● Data shown
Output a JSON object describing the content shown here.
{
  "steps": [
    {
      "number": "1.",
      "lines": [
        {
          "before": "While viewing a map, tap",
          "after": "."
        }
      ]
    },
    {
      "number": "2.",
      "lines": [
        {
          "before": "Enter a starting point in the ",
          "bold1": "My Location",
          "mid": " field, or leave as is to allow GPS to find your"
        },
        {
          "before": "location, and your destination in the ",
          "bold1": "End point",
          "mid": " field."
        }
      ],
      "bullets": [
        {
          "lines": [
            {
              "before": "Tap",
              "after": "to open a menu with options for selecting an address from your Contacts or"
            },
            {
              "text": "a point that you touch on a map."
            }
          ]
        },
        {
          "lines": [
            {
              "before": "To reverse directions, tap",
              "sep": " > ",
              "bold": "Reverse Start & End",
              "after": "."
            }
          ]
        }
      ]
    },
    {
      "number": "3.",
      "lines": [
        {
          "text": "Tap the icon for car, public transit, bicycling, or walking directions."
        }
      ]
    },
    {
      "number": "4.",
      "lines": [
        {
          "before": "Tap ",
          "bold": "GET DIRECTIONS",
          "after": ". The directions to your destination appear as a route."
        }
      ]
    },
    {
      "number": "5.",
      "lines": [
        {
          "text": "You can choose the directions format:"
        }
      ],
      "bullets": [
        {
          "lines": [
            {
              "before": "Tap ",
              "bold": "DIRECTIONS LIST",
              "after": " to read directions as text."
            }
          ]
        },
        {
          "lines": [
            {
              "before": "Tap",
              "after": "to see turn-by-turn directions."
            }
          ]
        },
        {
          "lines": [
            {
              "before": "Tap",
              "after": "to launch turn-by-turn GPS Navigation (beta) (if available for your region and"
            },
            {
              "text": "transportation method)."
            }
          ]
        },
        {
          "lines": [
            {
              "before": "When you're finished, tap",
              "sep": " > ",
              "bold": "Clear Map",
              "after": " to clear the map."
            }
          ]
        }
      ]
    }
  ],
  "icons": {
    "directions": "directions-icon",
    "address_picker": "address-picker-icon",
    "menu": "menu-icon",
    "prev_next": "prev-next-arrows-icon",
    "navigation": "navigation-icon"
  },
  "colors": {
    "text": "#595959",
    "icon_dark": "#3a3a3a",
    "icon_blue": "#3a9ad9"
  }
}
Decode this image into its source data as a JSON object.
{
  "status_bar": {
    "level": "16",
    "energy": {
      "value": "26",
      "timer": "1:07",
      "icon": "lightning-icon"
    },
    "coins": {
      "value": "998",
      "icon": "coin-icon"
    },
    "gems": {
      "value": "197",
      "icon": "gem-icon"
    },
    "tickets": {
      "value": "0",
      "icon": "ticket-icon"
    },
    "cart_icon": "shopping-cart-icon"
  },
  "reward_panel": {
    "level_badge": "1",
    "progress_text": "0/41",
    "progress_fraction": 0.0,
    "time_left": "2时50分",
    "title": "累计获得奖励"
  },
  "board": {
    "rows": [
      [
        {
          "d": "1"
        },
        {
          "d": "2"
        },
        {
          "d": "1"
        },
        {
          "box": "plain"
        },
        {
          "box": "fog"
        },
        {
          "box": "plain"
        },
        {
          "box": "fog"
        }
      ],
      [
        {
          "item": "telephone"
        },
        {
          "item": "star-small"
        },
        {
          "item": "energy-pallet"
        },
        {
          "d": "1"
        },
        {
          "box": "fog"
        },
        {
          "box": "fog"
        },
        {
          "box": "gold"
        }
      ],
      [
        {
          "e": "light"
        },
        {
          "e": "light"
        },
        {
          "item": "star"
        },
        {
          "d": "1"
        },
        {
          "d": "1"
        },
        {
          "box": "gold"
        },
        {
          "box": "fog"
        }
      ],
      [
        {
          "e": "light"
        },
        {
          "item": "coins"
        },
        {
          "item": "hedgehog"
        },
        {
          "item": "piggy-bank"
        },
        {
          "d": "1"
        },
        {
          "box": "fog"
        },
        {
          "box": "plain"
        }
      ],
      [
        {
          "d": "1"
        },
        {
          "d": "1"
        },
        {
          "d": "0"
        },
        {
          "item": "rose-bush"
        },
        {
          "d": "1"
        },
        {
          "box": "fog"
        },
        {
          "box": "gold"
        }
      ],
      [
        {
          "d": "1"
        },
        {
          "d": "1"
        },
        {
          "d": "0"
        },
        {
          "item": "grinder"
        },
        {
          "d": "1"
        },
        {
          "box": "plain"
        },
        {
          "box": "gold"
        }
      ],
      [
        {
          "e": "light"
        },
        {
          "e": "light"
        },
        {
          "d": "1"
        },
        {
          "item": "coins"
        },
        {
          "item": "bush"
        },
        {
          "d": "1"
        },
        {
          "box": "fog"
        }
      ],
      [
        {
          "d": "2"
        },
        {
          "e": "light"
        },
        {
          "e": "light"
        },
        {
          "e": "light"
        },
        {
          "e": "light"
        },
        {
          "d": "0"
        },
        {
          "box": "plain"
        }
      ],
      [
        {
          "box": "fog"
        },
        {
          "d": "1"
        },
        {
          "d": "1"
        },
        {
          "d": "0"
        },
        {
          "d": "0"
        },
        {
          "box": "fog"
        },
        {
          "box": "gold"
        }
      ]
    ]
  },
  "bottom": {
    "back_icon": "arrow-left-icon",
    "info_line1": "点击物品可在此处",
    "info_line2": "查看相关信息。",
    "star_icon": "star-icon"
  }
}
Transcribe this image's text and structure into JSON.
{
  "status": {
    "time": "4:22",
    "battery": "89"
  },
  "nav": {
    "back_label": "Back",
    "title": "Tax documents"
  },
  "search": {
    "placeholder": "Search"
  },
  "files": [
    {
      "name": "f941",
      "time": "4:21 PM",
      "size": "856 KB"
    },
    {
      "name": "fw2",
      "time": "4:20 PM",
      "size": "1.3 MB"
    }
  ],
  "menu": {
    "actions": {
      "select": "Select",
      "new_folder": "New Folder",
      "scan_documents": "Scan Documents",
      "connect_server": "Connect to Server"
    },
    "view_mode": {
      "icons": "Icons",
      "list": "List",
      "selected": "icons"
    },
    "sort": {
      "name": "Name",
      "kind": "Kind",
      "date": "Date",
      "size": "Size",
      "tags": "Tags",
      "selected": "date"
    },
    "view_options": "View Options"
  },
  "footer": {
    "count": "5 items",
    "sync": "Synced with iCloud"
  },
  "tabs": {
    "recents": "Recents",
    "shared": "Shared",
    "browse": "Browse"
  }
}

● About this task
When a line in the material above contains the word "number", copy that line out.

● Exercise output
      "number": "1.",
      "number": "2.",
      "number": "3.",
      "number": "4.",
      "number": "5.",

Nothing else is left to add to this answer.